A schoolgirl who penned a guide to dealing with her mother’s epilepsy is celebrating after becoming a published author – in America.
Talented Layla Reid, eight, wrote her ‘Epilepsy Book for Kids’ as a guide to help children cope with an epileptic parent’s seizures, after witnessing her own mother’s fits.
Sarah Reid suffers from terrifying absence seizures, where she appears to be in a deep daydream.
When Layla showed her book to Bristol publisher John Adler, he was so impressed that he agreed to print it free of charge, and give her a share of the profits.
The book went on sale in major stores including Waterstones, and proved so popular it attracted the attention of an American epilepsy charity.
It is now handed out to American children to help them deal with parents or friends who may have the condition.
The budding writer said: “First of all, I get my sister Lauren to a safe place where she can’t move. Then I get my mum to sit down on the stairs or the sofa.
“Then I get the phone and call my daddy or one of my family. If mummy is on the floor shaking, I call 999.
“I hope it helps some other children so that they know what to do if their mummy has a fit.”
Sarah, 32, has suffered from seizures since she was Layla’s age, and couldn’t be prouder of her daughter’s initiative.
She hopes the book will prove a valuable resource for children coping with a parent’s epilepsy.
She said: “Layla’s support has meant so much to me over the years and I want to thank her.
“So many people don’t know what it’s like to have a seizure, or how to cope with them, Layla is helping so many people.
“She always checks I’m eating properly and that I’ve taken my tablets and is constantly checking on me to see I am ok.
“She has grown up so quickly and so many times I feel that she is the mum and not me. Sometimes I feel she has grown up too quickly, but I’m very proud of how she copes with it all.
“I never thought in a million years it would be published.
“It’s great to have her raising awareness and helping other kids.

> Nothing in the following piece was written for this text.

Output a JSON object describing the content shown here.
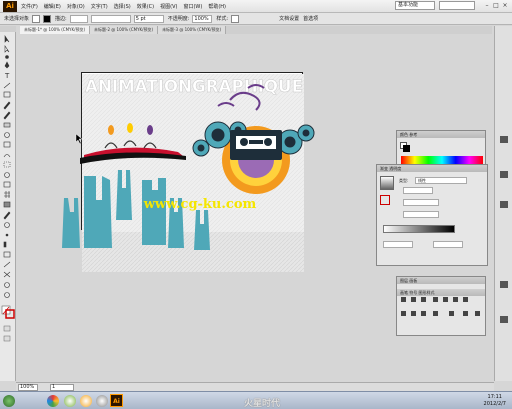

It could end up being a life-saver for someone.
Amazingly, the entire book was produced in just one evening. Written in Layla’s handwriting, it includes straightforward tips that children can easily follow – such as moving dangerous objects out of the way if someone starts fitting.
It also features her own illustrations.
The guide came about after Sarah tried and failed to find a child-friendly book which could explain epilepsy.
When she realised there was hardly any information for children, Layla came up with the idea of writing a guide for other kids – so they know what to do if they witness an epileptic fit.
Self-confessed bookworm Layla plans to keep up her writing, and hopes this will be the first of many stories.
The eight-year-old said her next venture will be a tale about her baby sister Lauren, who arrived a year ago.
“I’m very happy to have a new sister, and I’m very proud,” she said.
“I want to write a story about all the things we’ll do together for when she’s older.”
The youngster has won a host of accolades for her book, including a Blue Peter badge, a letter from the Queen and numerous awards.
And Layla already has her heart set on a budding career in education.
“I want to be a teacher, because it’s a job where you get to do reading and writing and that’s what I want to do.”